(Items from an interface collection)
========
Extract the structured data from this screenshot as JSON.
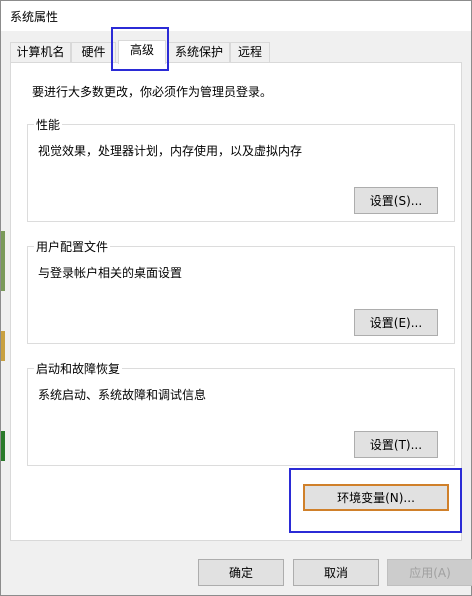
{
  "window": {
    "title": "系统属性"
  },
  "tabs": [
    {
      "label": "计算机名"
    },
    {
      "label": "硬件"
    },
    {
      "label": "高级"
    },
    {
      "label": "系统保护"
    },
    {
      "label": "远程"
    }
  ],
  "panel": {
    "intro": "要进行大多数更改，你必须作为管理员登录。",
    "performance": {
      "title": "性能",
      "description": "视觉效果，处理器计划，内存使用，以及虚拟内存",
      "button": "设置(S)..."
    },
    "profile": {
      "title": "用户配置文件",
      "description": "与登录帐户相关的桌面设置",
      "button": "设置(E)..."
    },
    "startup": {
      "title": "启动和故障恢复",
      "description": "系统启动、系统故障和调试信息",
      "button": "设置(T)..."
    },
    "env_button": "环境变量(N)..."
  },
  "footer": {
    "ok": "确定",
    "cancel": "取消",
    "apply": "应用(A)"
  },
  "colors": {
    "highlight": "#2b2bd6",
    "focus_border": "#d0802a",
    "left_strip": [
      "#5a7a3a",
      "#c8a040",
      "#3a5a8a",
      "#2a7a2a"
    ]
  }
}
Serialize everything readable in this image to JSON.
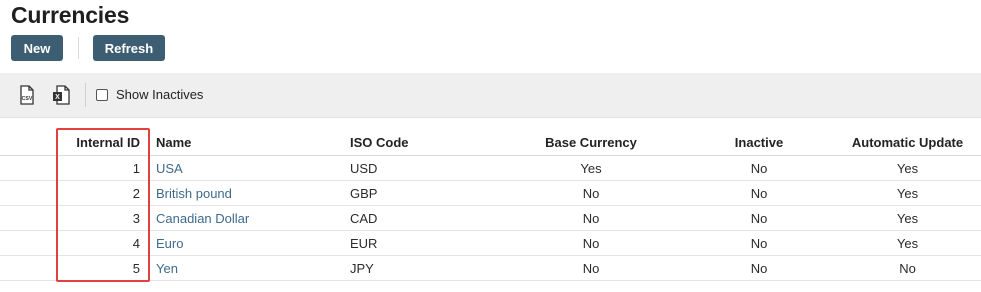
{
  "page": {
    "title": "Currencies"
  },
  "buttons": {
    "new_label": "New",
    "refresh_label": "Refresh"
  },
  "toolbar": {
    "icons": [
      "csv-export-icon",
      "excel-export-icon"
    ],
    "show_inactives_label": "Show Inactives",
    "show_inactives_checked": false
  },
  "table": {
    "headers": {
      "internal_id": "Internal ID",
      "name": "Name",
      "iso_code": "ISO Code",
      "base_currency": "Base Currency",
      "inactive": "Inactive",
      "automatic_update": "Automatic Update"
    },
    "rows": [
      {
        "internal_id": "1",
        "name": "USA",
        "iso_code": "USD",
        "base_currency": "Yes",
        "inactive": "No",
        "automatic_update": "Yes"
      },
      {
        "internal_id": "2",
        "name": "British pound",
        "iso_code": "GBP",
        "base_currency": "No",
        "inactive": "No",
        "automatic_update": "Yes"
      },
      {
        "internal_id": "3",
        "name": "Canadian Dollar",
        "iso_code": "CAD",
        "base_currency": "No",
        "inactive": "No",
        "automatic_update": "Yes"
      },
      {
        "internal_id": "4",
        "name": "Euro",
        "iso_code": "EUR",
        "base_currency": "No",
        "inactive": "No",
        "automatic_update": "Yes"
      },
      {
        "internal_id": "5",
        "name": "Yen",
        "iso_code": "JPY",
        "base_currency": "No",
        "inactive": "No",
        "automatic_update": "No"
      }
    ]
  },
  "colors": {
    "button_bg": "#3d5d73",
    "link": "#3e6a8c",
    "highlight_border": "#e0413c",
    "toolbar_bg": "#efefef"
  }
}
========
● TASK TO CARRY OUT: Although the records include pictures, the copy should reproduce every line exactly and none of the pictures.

● WRITTEN ANSWER:
Extract the structured data from this screenshot as JSON.
{
  "window": {
    "title": "系统属性"
  },
  "tabs": [
    {
      "label": "计算机名"
    },
    {
      "label": "硬件"
    },
    {
      "label": "高级"
    },
    {
      "label": "系统保护"
    },
    {
      "label": "远程"
    }
  ],
  "panel": {
    "intro": "要进行大多数更改，你必须作为管理员登录。",
    "performance": {
      "title": "性能",
      "description": "视觉效果，处理器计划，内存使用，以及虚拟内存",
      "button": "设置(S)..."
    },
    "profile": {
      "title": "用户配置文件",
      "description": "与登录帐户相关的桌面设置",
      "button": "设置(E)..."
    },
    "startup": {
      "title": "启动和故障恢复",
      "description": "系统启动、系统故障和调试信息",
      "button": "设置(T)..."
    },
    "env_button": "环境变量(N)..."
  },
  "footer": {
    "ok": "确定",
    "cancel": "取消",
    "apply": "应用(A)"
  },
  "colors": {
    "highlight": "#2b2bd6",
    "focus_border": "#d0802a",
    "left_strip": [
      "#5a7a3a",
      "#c8a040",
      "#3a5a8a",
      "#2a7a2a"
    ]
  }
}
Serialize everything readable in this image to JSON.
{
  "page": {
    "title": "Currencies"
  },
  "buttons": {
    "new_label": "New",
    "refresh_label": "Refresh"
  },
  "toolbar": {
    "icons": [
      "csv-export-icon",
      "excel-export-icon"
    ],
    "show_inactives_label": "Show Inactives",
    "show_inactives_checked": false
  },
  "table": {
    "headers": {
      "internal_id": "Internal ID",
      "name": "Name",
      "iso_code": "ISO Code",
      "base_currency": "Base Currency",
      "inactive": "Inactive",
      "automatic_update": "Automatic Update"
    },
    "rows": [
      {
        "internal_id": "1",
        "name": "USA",
        "iso_code": "USD",
        "base_currency": "Yes",
        "inactive": "No",
        "automatic_update": "Yes"
      },
      {
        "internal_id": "2",
        "name": "British pound",
        "iso_code": "GBP",
        "base_currency": "No",
        "inactive": "No",
        "automatic_update": "Yes"
      },
      {
        "internal_id": "3",
        "name": "Canadian Dollar",
        "iso_code": "CAD",
        "base_currency": "No",
        "inactive": "No",
        "automatic_update": "Yes"
      },
      {
        "internal_id": "4",
        "name": "Euro",
        "iso_code": "EUR",
        "base_currency": "No",
        "inactive": "No",
        "automatic_update": "Yes"
      },
      {
        "internal_id": "5",
        "name": "Yen",
        "iso_code": "JPY",
        "base_currency": "No",
        "inactive": "No",
        "automatic_update": "No"
      }
    ]
  },
  "colors": {
    "button_bg": "#3d5d73",
    "link": "#3e6a8c",
    "highlight_border": "#e0413c",
    "toolbar_bg": "#efefef"
  }
}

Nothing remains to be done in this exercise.